This image depicts an essentially ages old process of collecting hay and loading on a wagon. This drawing at the LoC has a caption of foraging for hay in Virginia. Note that forage as a verb means to look for food for both men and animals, while forage as a noun is the hay and grain used to feed animals. By the time of the civil war, farmers and hay distributors made hay bales using horse powered presses as I described here. They shipped the bales with concentrated hay from farms to urban areas.
During the civil war, the farms in eastern Pennsylvania produced prodigious quantity of hay, according to Hess in his book, "Civil War Logistics." The US Quartermaster Corps purchased bulk hay and shipped it to the Army. In the case of the Army of Potomac, the hay came by ship and barge. If you look at the three-masted schooner in the background of this image from City Point you will see it is fully loaded with hay.
The Merritt map of City Point shows a wharf labeled as "Forage Wharf." This implies a dedicated place to transload and store hay.
To transship the hay to the hungry animals in the front lines the Army used wagons and railroad cars. In the photo of City Point at the left we can see a line of wagons proceeding to an area where piles of hay bales are stored. Look behind the trees on the right side to see the hay bales.
If you look closely at the image below of the Aquia Landing, you can see a flat car loaded with hay bales on the right side of the image to the left of the locomotive.
I have posted other pictures of hay bales on railroad cars such as here.

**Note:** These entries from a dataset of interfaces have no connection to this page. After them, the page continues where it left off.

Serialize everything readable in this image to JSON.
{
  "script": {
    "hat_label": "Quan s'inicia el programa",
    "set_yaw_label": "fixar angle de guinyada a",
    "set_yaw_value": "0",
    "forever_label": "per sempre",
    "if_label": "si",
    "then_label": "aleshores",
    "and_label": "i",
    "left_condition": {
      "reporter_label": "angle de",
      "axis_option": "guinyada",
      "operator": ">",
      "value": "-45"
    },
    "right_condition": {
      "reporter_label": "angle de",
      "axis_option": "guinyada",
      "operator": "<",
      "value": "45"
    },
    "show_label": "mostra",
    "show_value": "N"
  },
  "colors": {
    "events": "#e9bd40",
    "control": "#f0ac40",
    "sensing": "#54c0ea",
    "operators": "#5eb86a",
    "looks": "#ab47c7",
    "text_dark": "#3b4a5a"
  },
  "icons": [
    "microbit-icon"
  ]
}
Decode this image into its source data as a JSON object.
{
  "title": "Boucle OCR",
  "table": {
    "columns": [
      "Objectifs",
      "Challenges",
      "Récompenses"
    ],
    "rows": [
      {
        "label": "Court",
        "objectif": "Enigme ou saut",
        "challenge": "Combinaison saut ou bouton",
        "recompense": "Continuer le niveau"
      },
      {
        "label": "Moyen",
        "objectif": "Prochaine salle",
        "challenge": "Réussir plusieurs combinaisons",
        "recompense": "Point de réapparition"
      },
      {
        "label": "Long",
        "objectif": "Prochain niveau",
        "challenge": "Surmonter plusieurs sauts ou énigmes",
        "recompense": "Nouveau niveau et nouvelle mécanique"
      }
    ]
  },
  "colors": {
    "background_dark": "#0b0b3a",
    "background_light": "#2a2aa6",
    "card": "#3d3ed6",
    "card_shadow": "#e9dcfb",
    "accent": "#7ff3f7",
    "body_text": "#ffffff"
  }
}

Armed with this knowledge, we can proceed with adding hay bales to our civil war railroad cars knowing we are on the right track.